Fielding questions from journalists on the sideline of the briefing, Agbese rejected the notion that the lifting of the ban could result in a spike in the health risk occasioned by the sale and consumption of alcohol in small sachets.

He said, “If you pick up a packet of cigarettes, you will see on it the inscription that cigarette smoking is dangerous to health. This warning is expressed this warning in diverse languages, yet, people still buy cigarettes to smoke. It is within people’s fundamental human rights to decide what they consume, especially adults who can make their own decisions.

“The health implications of consuming sachet drinks, when people consume the same content in bottles, I think to be very mild, is hypocritical.”

He further stressed that part of the agitation against the ban came from low-income earners who believed that their fundamental human rights were breached by NAFDAC.

“Part of the presentations we received in the course of the briefing is that those who earn lower income raised the issue of fundamental human rights, discrimination, harassment and victimization. If it is within people’s right to go to the supermarkets and buy choice loaves of bread with butter, we should in the same manner allow people to be able to afford their Agege bread.

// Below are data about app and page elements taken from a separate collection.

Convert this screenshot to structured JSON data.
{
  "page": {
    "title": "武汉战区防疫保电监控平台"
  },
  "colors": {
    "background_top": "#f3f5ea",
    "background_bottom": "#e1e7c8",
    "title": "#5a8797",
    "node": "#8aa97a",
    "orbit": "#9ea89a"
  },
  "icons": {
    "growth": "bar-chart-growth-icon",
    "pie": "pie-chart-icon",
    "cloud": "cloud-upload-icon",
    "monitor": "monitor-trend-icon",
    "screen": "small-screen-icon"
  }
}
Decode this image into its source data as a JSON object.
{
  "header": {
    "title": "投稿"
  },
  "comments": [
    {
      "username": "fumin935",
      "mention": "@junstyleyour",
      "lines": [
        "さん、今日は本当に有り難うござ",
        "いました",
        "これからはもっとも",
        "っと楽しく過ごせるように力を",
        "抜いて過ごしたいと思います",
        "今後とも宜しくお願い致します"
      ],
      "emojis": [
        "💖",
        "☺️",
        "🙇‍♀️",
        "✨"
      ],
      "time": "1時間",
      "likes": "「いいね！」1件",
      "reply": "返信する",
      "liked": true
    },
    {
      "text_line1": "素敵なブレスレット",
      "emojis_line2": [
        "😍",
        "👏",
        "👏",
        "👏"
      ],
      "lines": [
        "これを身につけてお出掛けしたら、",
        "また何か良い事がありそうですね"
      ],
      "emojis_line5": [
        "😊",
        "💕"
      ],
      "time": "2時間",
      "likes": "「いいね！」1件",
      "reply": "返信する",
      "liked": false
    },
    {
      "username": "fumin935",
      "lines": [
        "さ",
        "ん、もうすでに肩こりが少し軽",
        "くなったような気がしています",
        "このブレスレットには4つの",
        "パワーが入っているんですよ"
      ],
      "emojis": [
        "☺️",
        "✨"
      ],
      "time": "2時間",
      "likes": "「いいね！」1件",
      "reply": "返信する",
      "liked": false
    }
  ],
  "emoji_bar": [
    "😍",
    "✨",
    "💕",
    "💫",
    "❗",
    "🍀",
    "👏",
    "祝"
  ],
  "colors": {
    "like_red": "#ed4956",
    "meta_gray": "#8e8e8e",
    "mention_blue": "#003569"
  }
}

“We are now on the same page with NAFDAC. The health implication was not the reason the ban was placed. As for children consuming sachet drinks, what about codeine and other cough syrups being consumed by the children of the rich? These things are still sold in pharmaceutical shops. They are still there and nobody has placed a ban on them. This is one policy of government that was targeted at the poor,” Agbese lamented.